The technological element of the participation perhaps stems from the labour of listening that differentiates podcasting from radio (and broadcast media generally). Podcasts have to be curated by the listener, in a process that is more involved and personal. There every episode has to be its own reason for listening (rather than just simply being part of a pre-chosen schedule).
Blindboy goes onto contextualise these claims about “The Podcast Hug” by linking podcast listening to the concept of “flow”. This is the state of intense concentration where creative production is so seamless it almost takes on it’s own life, outside that of deliberate human intention.
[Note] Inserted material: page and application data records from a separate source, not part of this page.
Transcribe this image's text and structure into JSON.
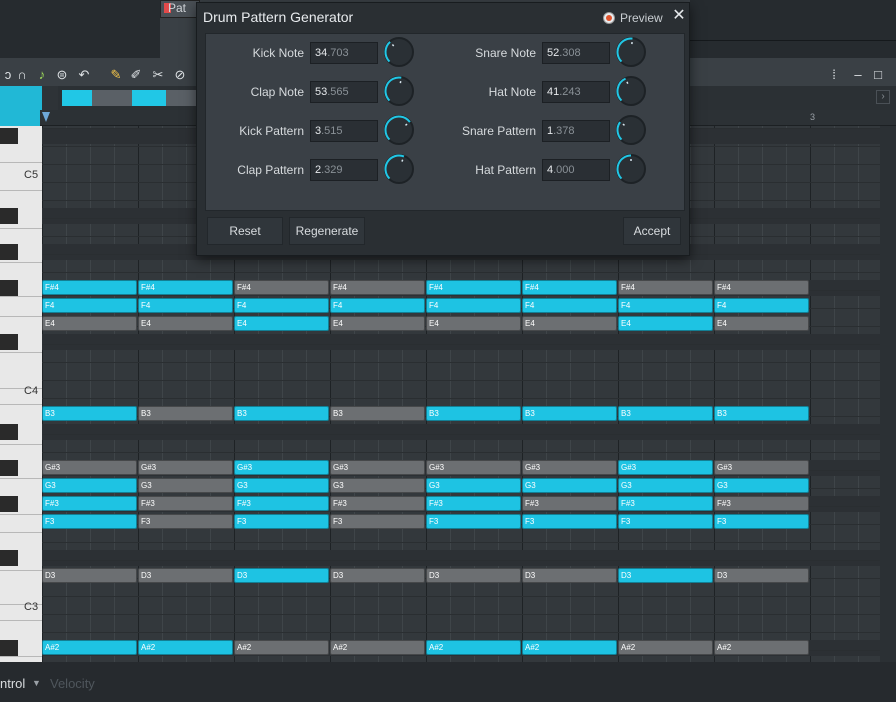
{
  "background": {
    "tab_label": "Pat",
    "piano_labels": [
      "C5",
      "C4",
      "C3"
    ],
    "timeline_bar": "3",
    "bottom_control": "ntrol",
    "bottom_velocity": "Velocity"
  },
  "dialog": {
    "title": "Drum Pattern Generator",
    "preview_label": "Preview",
    "close_icon": "close-icon",
    "params": [
      {
        "label": "Kick Note",
        "int": "34",
        "frac": ".703",
        "level": 0.347
      },
      {
        "label": "Snare Note",
        "int": "52",
        "frac": ".308",
        "level": 0.523
      },
      {
        "label": "Clap Note",
        "int": "53",
        "frac": ".565",
        "level": 0.536
      },
      {
        "label": "Hat Note",
        "int": "41",
        "frac": ".243",
        "level": 0.412
      },
      {
        "label": "Kick Pattern",
        "int": "3",
        "frac": ".515",
        "level": 0.7
      },
      {
        "label": "Snare Pattern",
        "int": "1",
        "frac": ".378",
        "level": 0.3
      },
      {
        "label": "Clap Pattern",
        "int": "2",
        "frac": ".329",
        "level": 0.58
      },
      {
        "label": "Hat Pattern",
        "int": "4",
        "frac": ".000",
        "level": 0.5
      }
    ],
    "buttons": {
      "reset": "Reset",
      "regenerate": "Regenerate",
      "accept": "Accept"
    }
  },
  "colors": {
    "note_on": "#1ec3e3",
    "note_off": "#6c6f72",
    "accent": "#21c7e6"
  },
  "note_rows": [
    {
      "name": "F#4",
      "pattern": [
        1,
        1,
        0,
        0,
        1,
        1,
        0,
        0
      ]
    },
    {
      "name": "F4",
      "pattern": [
        1,
        1,
        1,
        1,
        1,
        1,
        1,
        1
      ]
    },
    {
      "name": "E4",
      "pattern": [
        0,
        0,
        1,
        0,
        0,
        0,
        1,
        0
      ]
    },
    {
      "name": "B3",
      "pattern": [
        1,
        0,
        1,
        0,
        1,
        1,
        1,
        1
      ]
    },
    {
      "name": "G#3",
      "pattern": [
        0,
        0,
        1,
        0,
        0,
        0,
        1,
        0
      ]
    },
    {
      "name": "G3",
      "pattern": [
        1,
        0,
        1,
        0,
        1,
        1,
        1,
        1
      ]
    },
    {
      "name": "F#3",
      "pattern": [
        1,
        0,
        1,
        0,
        1,
        0,
        1,
        0
      ]
    },
    {
      "name": "F3",
      "pattern": [
        1,
        0,
        1,
        0,
        1,
        1,
        1,
        1
      ]
    },
    {
      "name": "D3",
      "pattern": [
        0,
        0,
        1,
        0,
        0,
        0,
        1,
        0
      ]
    },
    {
      "name": "A#2",
      "pattern": [
        1,
        1,
        0,
        0,
        1,
        1,
        0,
        0
      ]
    }
  ]
}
Athletes and artists talk about the experience of “flow” (or “being in the zone”) like moving into a mode of automatic action, where one loses a sense of time, and actions arrive and are executed almost automatically. Obviously, defining podcast listening in the context of “flow” is somewhat of a leap (one that would require much further investigation; the idea of a comparative brain scan where podcasting is measured against other media would be a fascinating research project). But, to me, there is something in the notion that podcasting’s non-visual engagement is so at odds with our screen-based bombardment, it fires a different neurological state, one that we experience less and less. Whatever the specific scientific, cognitive effects of podcasting, non-scripted, speech based shows invoke podcasting’s wide-range virtues through discourses that negotiate the subjective and objective of mediatory practice. Those of us studying podcasting will be pulling at these strands of understanding for some time to come. In the meantime I, for one, will continue to enjoy sinking into Blindboy’s particularly warm aural embrace.
For more on podcasting listen to New Aural Cultures.